Sonic Entanglements, funded by the Dutch Scientific Research Organization (Nederlands Wetenschappelijk Organisatie – NWO) is headed by dr. meLê yamomo and  is embedded at the Amsterdam School for Cultural Analysis and the Department of Theatre Studies at the University of Amsterdam.

About the website
On this website, you can read the description of the project and the latest news and events related to Sonic Entanglements. You can find information about the people involved and our different institutional partners.

In the Listen section, you will find the latest episode of the Sonic Entanglements Podcast. Project partners also curate and share historical and archival sounds that they are working on in the Sound Bite section. Please check them out and have a listen.

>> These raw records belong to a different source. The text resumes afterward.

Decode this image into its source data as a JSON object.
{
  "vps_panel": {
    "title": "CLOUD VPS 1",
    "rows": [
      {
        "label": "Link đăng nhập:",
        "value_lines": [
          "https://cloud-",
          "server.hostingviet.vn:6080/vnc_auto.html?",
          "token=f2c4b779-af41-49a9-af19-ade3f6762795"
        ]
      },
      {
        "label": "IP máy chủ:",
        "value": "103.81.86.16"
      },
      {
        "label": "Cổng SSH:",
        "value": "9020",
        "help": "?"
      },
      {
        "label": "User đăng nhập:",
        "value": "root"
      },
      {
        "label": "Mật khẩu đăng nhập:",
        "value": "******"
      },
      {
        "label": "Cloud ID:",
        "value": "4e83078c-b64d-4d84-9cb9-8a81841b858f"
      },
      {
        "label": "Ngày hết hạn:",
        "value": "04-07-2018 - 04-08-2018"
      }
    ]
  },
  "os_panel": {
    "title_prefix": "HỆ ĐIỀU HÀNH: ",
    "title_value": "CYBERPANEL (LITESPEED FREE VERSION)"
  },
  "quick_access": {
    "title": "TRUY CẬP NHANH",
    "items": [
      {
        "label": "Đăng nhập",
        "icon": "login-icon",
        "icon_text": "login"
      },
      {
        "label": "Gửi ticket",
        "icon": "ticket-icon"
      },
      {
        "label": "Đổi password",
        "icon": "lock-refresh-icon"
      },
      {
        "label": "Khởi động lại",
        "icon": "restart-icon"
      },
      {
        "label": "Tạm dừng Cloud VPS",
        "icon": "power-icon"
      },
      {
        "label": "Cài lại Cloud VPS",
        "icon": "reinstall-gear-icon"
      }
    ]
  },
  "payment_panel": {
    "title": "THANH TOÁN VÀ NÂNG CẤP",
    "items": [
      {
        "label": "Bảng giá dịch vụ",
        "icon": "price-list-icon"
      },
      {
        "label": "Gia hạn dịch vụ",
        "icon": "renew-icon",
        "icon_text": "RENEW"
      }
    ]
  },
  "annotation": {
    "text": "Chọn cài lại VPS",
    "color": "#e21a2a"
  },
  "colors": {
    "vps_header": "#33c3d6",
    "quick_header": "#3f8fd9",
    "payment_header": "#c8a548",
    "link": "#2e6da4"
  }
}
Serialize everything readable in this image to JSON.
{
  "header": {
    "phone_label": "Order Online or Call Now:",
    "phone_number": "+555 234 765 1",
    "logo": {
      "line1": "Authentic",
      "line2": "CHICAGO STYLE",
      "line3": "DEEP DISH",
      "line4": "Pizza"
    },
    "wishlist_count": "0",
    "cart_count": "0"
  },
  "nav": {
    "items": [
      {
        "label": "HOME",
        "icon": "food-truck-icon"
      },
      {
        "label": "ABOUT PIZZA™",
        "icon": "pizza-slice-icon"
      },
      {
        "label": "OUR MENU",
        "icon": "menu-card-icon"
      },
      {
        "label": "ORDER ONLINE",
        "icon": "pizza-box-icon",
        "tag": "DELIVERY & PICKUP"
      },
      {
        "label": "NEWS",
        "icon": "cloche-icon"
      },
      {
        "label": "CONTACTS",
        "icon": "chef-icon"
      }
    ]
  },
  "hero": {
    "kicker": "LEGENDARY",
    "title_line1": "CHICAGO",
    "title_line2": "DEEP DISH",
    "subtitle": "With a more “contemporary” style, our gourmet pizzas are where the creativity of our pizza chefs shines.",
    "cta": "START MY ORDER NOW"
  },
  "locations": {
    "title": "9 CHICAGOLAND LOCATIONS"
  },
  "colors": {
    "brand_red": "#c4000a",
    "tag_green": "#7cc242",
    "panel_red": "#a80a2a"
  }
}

If you have questions or comments, please let us know through the contact page.

About the project
The research project, Sonic Entanglements: Listening to Modernities in Sound Recordings of Southeast Asia, 1890-1950 will identify, organize, and analyze extant early sound (musical and non-musical) media in and about Southeast Asia during the emergence and development of early recording technologies in the region (1880-1950). The research endeavors to expand the historiographical archival corpus to include the early sound media and technologies as primary sources for the theoretical reflection of the Southeast Asian cultural history of modernities and the region’s entanglement with modern globalization. The project methodologically shifts away from the philological analyses of historical texts, towards developing a framework of knowing how residents of Southeast Asia understood and constituted modernities through hearing and listening. In doing so, the study aims to provide a corrective in the text literacy-based historiography of Southeast Asia modernities which occludes non-literate actors and ‘voices’. This study on historical sounds of the Southeast Asian region also contributes to expanding the geographical and cultural bases of the sound studies and sound history. The project will examine three themes of modernities in three different case studies: (1) modern racial epistemology and the colonial practices of ethnomusicology, (2) urbanization and ‘noise’ policies, and (3) anti/postcolonial political identities and early radio broadcast.

Sonic Entanglements will produce academic publications, workshops, artistic projects and a podcast series to make its findings available to the public.